PLug-in hybrids guide
How to get the most from your plug-in hybrid
Tip 1: Charging
Charge your car for ultra-low emissions
Charging your plug-in hybrid is the key to getting the best fuel economy and emissions from it.
Plug your car in at the end of the day so it charges overnight (when electricity is cheapest) and it will be fully charged long before the morning. At home you can charge from a standard plug socket or a dedicated wall charger.
The same commute for so much less
With the average UK commute just under 30 miles a day, getting into the habit of charging your PHEV overnight can mean your daily commute is done almost entirely on electric power, reducing the cost and your carbon footprint.
Tip 2: Driving
Optimise the way you drive
As with any car, how your drive has a big impact on how efficient your car is able to be. Simple things like dropping a few mph below the speed limit really add up over time.
Slow is smooth...
The Outlander PHEV has built in features that help you drive more economically like a speed limiter that lets you set your current speed as the maximum with the press of a button, and once the speed limit changes, you simply increase or decrease the limiter to match.
...and smooth is fast
Anyone who’s ever attended a Speed Awareness course will know that driving a little slower, leaving more of a gap between you and the car in front and allowing your car to slow down gradually as you come toward a junction has actually been proven to speed up journeys as you give yourself more time to react and do less sudden braking.
A great feature of plug-in hybrids is regenerative braking, where the car captures the kinetic energy from braking to re-charge the battery and at the same time slows the car down when you lift your foot off the accelerator.
It’s perfect for coasting toward a junction or slowing your speed on a steep hill and Outlander PHEV has five regen braking settings that control how strongly the brakes engage.
Tip 3: Saving your charge
Choose when to drive on electricity
A modern plug-in hybrid like Outlander PHEV automatically switches between petrol and electric power depending on your driving style, but it doesn’t have the knowledge of your journey that you do.
Your journey, your way
If for example you know you’re going to drive at about 50mph for ten miles and then through a city in slow moving traffic, you can press the SAVE button and keep the battery charge for when it has the biggest benefit in traffic by not polluting the air.
Tip 4: EV driving
You decide when EV is best
Outlander PHEV also lets you tell it to drive solely on electric power, so if you know you’re only driving a few miles, hit the EV button and the car won’t switch to petrol until the battery is empty.
Tip 5: Travelling longer distances
How to be efficient on longer journeys
Re-charging on longer journeys is getting easier and easier with charge stations popping up in supermarkets, shopping malls and service stations across the UK and Europe.
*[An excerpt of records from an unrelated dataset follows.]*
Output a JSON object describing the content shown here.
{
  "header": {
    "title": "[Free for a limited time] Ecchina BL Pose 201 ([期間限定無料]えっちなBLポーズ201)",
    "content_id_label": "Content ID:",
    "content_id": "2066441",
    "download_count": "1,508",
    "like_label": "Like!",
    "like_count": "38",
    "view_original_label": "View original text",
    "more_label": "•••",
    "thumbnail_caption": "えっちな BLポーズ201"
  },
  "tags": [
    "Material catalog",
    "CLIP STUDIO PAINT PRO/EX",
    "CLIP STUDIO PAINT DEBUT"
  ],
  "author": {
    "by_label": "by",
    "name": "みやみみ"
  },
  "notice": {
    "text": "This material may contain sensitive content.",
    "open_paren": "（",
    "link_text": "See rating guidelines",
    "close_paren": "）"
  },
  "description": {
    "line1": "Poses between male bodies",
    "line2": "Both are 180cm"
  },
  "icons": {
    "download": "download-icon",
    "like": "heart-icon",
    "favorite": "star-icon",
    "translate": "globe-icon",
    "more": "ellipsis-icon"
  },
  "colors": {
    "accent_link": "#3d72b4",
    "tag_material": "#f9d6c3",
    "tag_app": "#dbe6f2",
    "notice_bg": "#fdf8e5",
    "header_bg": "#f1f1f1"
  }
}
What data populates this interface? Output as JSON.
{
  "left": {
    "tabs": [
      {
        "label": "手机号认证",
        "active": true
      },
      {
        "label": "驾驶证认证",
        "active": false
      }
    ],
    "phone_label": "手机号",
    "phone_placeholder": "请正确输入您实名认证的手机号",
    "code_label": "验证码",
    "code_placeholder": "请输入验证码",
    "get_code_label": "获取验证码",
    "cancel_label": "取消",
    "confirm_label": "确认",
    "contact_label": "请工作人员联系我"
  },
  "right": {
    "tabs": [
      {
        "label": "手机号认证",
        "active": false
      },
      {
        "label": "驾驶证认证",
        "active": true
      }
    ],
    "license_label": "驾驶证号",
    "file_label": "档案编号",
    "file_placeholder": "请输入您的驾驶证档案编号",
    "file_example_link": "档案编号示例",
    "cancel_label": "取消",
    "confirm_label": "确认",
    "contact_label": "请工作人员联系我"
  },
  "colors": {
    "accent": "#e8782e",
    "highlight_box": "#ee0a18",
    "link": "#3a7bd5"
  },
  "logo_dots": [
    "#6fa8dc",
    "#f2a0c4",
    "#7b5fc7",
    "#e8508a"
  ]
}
A little planning can go a long way.
If you’re staying somewhere overnight, take your charge cable with you and plug-in where you’re staying.
Why choose a plug-in hybrid?
The best of both worlds
The true power of a plug-in hybrid lies in its ability to offer the best of both the alternatives, giving you the longer range and more convenient refuelling of a petrol car with the ultra-low emissions potential of electric.
Not all hybrids are created equal
People often misunderstand the benefits of hybrid cars, and there’s a common misconception that all hybrids are more or less the same.
In reality a standard or self-charging hybrid (like a Toyota Prius) only offers very small increases in efficiency vs. an equivalent petrol car because the battery is small and only powers the car at very low speeds.
Find out more about the different types of hybrid car.